No I was leaving Santiago de Chile and I though I was going to Brazil. Indeed I had been wondering how many kiwis I would encounter on the flight or if there would be Chilians travelling but so it were young Brazilians on their way to learn English. As the airplane had technical difficulties we had to sit around in the plane. Chatting with the people around me I betted that the Brazilians would applaud as soon as the aircraft would be fixed and no surprise, so they did!! Inden, you can't believe how much I laughed. And they applauded again when we landed successfully in Auckland. The crowd in front of me clapped their hands extra loud as they wanted to defend their Brazilian roots :o)
Anyway, once outside I realised the weather was not going to be as good as in South America.... about 20 degrees less!!! So I was very cold and was glad I had carried my sweaters and socks with me all that time before.
So, first impressions of New Zealand: nobody is probably going to like me for saying this but the North seems to be one big holiday resort for English. Indeed the hills and pastures make you believe you are in England and everybody here looks so English. A little bit like Benidorm in Spain for the Belgians: everybody speaks your language, it just looks a bit more exotic!
But some of the plants are really very beautiful. And they are just the kind of plants I really like.
What is Auckland like? It is a harbour city with the Sky Tower in the middle which came in very handy to orientate myself while cycling through town all day long. New Zealand apparently has the best boat builders of the world and it shouldn't come as a surprise when you see all the luxurious yaughts. The harbour brigde connects 2 sides of the city each on different parts of the ocean. Its lanes can be moved so that in rush hour 5 lanes are available for traffic either in the morning or in the evening. Pretty impressive. The place we are staying is called Point Chevalier and is apparently not the rich side of town although I would beg to differ. In an attempt to find out more about Maori culture I cycled my way up the mountains to the Auckland Museum. It is huge and it is situated in the middle of a giant green lawn. It displays very beautiful art and crafts and war stuff. For more information on Maori culture I suggest you run to your local videostore and pick up Whale Rider. One of my favorite movies.

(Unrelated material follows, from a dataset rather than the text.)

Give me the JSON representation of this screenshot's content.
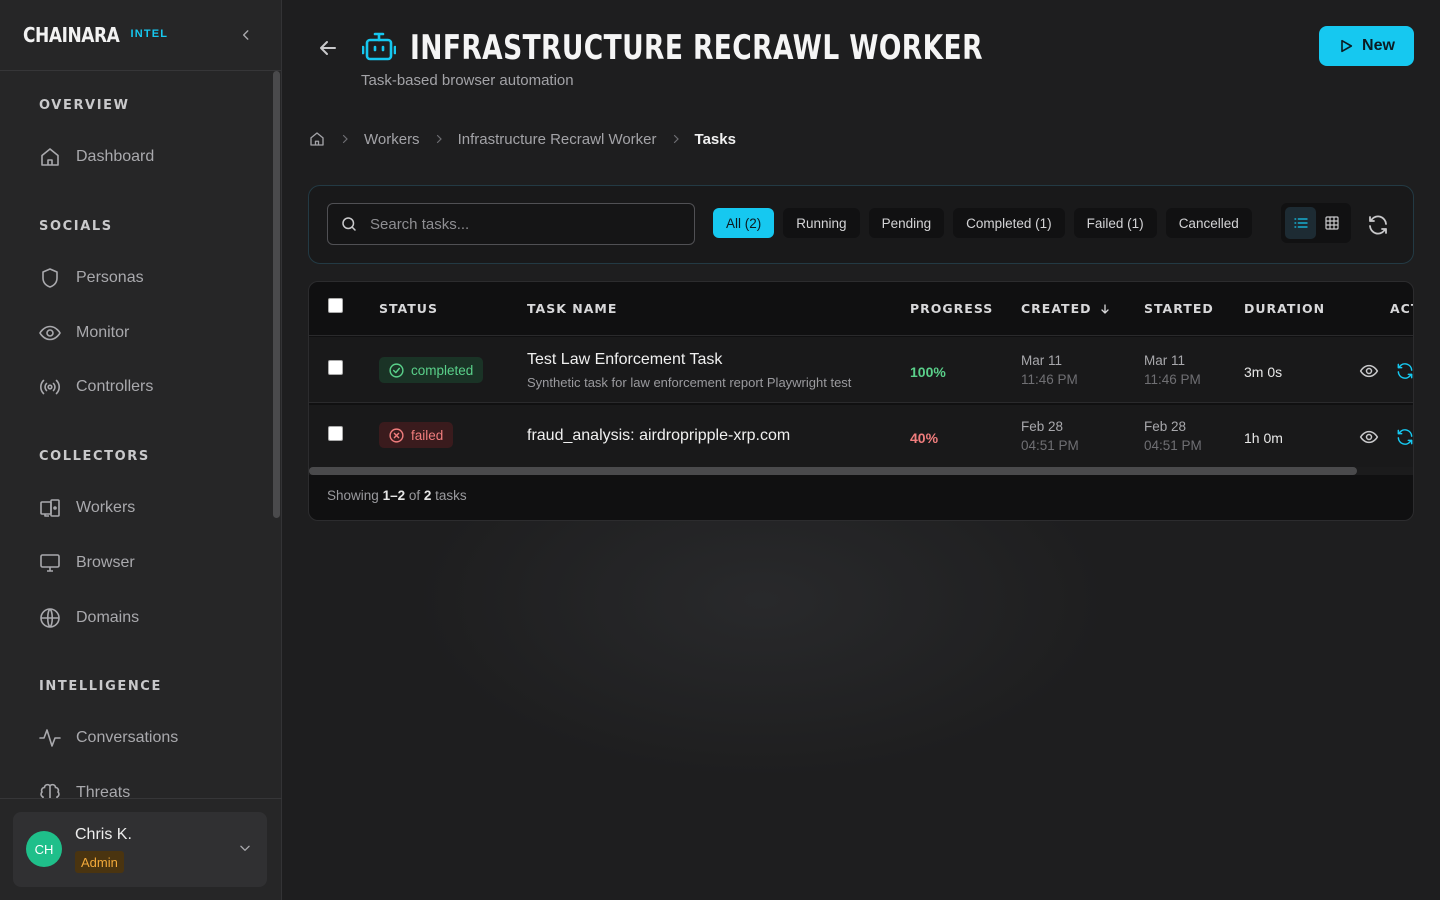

But that has been all today. In the past week Andrea, Maree and Vin took me out to lie on the beaches of the Coromandel Peninsula. It is densly forested and mountainous. The beaches are simply wonderful and many sports can be practiced here like surfing, kayaking and boogie boarding. Don't pronounce the boogie word too long as Brits do but do it more quickly, otherwise you are doing something disgusting....
Not a lot of pics here but I can tell you that Cathedral Cove, a rock formation forming a tunnel alongside the beach was very nice. Later that day a giant fire which we watched from the beach front and which looked like a stream of lava coming down the hill destroyed a part of nature people had been trying to preserve and build up for the last 20 years. Very spectacular. Other spectacular things at the same moment but ignored by many people that night was a full moon lighting up the sea and its many little islands.
Then a couple of days later we found ourselves in the company of friends of Andi at Mt Maunganui. The beaches are full of outdoor people who have the most fantastic bodies.... Going up to the top of the Mount about 232m high you get spectacular views of the surrounding area.
Yet..... I hope to see more spectacular views next week on the South Island where I'll hopefully climb a gletsjer.
Happy New Year to everybody and may the stars be with you.... euh. Kiwi-girl.